#### Directions for this task
Each line below that includes "Найти" counts once; report the total and nothing more.

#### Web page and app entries
◆ ◆ ◆ ◆

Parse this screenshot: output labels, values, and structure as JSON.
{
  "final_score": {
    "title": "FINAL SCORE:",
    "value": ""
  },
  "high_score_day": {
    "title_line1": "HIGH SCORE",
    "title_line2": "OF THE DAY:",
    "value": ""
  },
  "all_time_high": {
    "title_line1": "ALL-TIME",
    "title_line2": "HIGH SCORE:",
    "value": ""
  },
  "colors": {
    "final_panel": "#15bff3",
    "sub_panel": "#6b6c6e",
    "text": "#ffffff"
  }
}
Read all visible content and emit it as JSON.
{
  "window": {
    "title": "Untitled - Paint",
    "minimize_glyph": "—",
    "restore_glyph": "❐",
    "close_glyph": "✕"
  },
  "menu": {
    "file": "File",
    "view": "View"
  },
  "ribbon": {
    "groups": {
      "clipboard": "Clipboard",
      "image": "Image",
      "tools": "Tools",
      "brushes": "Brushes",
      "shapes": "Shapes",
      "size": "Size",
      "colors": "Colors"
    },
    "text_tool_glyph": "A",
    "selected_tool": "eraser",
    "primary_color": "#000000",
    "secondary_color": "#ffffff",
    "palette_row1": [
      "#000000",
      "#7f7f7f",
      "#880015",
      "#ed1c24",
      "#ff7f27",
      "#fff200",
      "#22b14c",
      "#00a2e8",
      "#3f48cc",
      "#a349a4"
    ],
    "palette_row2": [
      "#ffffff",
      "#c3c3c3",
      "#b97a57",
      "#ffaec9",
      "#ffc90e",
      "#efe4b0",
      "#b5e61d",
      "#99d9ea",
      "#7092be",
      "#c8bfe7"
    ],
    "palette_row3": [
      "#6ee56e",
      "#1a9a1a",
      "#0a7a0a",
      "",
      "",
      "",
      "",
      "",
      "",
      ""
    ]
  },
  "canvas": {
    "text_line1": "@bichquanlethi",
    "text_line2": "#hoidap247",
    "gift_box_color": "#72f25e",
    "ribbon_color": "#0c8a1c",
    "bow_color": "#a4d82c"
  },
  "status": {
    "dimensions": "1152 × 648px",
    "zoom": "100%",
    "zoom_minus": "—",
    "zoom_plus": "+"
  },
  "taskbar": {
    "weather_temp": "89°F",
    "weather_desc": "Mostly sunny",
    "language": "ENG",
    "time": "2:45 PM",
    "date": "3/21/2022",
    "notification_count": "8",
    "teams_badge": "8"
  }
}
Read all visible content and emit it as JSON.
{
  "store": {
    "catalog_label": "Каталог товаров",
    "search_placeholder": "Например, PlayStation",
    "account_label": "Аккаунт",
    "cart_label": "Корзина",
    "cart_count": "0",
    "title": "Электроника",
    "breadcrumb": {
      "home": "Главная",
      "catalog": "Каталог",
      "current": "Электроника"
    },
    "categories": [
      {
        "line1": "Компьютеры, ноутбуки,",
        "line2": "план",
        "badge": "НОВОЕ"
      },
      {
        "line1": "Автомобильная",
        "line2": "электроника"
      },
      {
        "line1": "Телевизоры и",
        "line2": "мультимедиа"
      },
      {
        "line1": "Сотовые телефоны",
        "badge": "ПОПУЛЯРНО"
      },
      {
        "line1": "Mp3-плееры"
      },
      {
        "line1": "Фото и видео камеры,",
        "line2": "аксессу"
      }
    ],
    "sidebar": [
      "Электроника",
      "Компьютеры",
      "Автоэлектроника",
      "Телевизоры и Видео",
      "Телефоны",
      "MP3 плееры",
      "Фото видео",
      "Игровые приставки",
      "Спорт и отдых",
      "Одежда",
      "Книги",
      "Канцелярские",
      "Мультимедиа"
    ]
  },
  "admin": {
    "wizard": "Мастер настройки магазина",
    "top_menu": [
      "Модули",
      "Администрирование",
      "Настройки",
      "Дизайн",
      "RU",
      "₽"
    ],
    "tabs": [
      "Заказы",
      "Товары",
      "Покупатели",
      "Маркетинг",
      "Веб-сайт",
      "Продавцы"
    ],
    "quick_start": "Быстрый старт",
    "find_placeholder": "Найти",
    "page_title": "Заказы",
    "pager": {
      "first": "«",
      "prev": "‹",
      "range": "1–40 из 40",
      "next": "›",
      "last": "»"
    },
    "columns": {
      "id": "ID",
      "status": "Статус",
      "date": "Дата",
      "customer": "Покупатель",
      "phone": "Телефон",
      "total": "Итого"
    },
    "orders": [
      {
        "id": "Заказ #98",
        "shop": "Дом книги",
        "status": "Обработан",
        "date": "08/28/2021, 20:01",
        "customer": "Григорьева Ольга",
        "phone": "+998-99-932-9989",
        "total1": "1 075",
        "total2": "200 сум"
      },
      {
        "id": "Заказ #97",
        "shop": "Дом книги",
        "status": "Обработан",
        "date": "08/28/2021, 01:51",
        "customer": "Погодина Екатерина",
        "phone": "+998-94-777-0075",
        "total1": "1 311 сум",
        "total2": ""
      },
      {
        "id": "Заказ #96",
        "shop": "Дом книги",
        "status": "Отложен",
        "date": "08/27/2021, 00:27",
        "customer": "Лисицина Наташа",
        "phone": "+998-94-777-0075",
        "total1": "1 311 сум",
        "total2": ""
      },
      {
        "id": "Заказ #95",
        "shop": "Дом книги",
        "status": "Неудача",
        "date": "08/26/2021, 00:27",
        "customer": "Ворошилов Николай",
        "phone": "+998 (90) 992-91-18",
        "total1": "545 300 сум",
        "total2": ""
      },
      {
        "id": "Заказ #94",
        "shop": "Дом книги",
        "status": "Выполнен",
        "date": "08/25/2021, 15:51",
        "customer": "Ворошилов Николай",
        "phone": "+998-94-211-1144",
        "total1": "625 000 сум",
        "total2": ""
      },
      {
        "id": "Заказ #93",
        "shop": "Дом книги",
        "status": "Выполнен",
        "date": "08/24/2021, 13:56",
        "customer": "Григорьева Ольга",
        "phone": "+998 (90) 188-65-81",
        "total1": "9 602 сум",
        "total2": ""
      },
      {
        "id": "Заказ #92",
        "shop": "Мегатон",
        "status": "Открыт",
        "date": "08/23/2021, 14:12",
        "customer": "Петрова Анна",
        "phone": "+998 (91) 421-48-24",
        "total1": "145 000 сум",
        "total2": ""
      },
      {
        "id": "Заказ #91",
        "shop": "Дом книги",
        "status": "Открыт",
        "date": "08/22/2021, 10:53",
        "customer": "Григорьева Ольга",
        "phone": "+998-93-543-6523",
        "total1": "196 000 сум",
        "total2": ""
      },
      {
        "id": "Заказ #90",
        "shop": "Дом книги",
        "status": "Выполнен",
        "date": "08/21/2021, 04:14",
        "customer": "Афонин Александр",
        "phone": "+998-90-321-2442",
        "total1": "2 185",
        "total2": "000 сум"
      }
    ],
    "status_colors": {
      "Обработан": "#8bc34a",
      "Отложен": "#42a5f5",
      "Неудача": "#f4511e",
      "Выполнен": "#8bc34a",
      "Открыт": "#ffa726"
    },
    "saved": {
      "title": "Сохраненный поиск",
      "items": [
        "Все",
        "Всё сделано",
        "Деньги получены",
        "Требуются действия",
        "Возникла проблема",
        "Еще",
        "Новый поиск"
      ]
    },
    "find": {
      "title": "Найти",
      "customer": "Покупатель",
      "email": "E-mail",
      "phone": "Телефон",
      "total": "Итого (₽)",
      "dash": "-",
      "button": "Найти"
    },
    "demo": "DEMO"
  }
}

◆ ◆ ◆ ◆

#### Output below
3